▶ _Exercise aim_:
A complete answer lists every line of the material where the string "Create" occurs.

----

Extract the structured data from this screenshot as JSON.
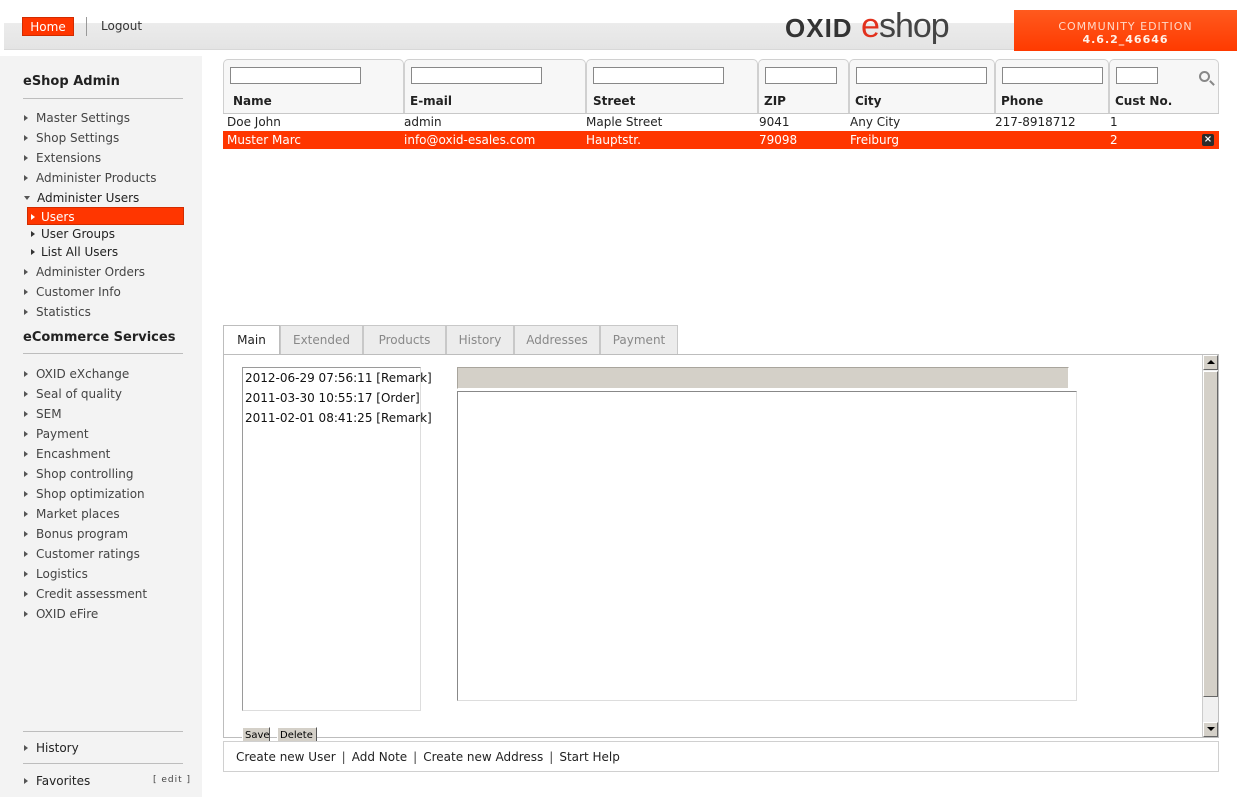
{
  "header": {
    "home_label": "Home",
    "logout_label": "Logout",
    "logo_oxid": "OXID",
    "logo_e": "e",
    "logo_shop": "shop",
    "edition_label": "COMMUNITY EDITION",
    "version": "4.6.2_46646",
    "accent_color": "#ff3600"
  },
  "sidebar": {
    "admin_title": "eShop Admin",
    "items": [
      {
        "label": "Master Settings"
      },
      {
        "label": "Shop Settings"
      },
      {
        "label": "Extensions"
      },
      {
        "label": "Administer Products"
      },
      {
        "label": "Administer Users",
        "expanded": true
      }
    ],
    "sub_items": [
      {
        "label": "Users",
        "active": true
      },
      {
        "label": "User Groups"
      },
      {
        "label": "List All Users"
      }
    ],
    "items_after": [
      {
        "label": "Administer Orders"
      },
      {
        "label": "Customer Info"
      },
      {
        "label": "Statistics"
      }
    ],
    "services_title": "eCommerce Services",
    "services": [
      {
        "label": "OXID eXchange"
      },
      {
        "label": "Seal of quality"
      },
      {
        "label": "SEM"
      },
      {
        "label": "Payment"
      },
      {
        "label": "Encashment"
      },
      {
        "label": "Shop controlling"
      },
      {
        "label": "Shop optimization"
      },
      {
        "label": "Market places"
      },
      {
        "label": "Bonus program"
      },
      {
        "label": "Customer ratings"
      },
      {
        "label": "Logistics"
      },
      {
        "label": "Credit assessment"
      },
      {
        "label": "OXID eFire"
      }
    ],
    "history_label": "History",
    "favorites_label": "Favorites",
    "edit_label": "[ edit ]"
  },
  "user_list": {
    "columns": [
      "Name",
      "E-mail",
      "Street",
      "ZIP",
      "City",
      "Phone",
      "Cust No."
    ],
    "filters": [
      "",
      "",
      "",
      "",
      "",
      "",
      ""
    ],
    "rows": [
      {
        "name": "Doe John",
        "email": "admin",
        "street": "Maple Street",
        "zip": "9041",
        "city": "Any City",
        "phone": "217-8918712",
        "cust_no": "1",
        "selected": false
      },
      {
        "name": "Muster Marc",
        "email": "info@oxid-esales.com",
        "street": "Hauptstr.",
        "zip": "79098",
        "city": "Freiburg",
        "phone": "",
        "cust_no": "2",
        "selected": true
      }
    ]
  },
  "tabs": [
    {
      "label": "Main",
      "active": true
    },
    {
      "label": "Extended"
    },
    {
      "label": "Products"
    },
    {
      "label": "History"
    },
    {
      "label": "Addresses"
    },
    {
      "label": "Payment"
    }
  ],
  "history_panel": {
    "remarks": [
      "2012-06-29 07:56:11 [Remark]",
      "2011-03-30 10:55:17 [Order]",
      "2011-02-01 08:41:25 [Remark]"
    ],
    "remark_header_value": "",
    "remark_text_value": "",
    "save_label": "Save",
    "delete_label": "Delete"
  },
  "actions": {
    "create_user": "Create new User",
    "add_note": "Add Note",
    "create_address": "Create new Address",
    "start_help": "Start Help",
    "separator": "|"
  }
}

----

▶ _Exercise result_:
    "create_user": "Create new User",
    "create_address": "Create new Address",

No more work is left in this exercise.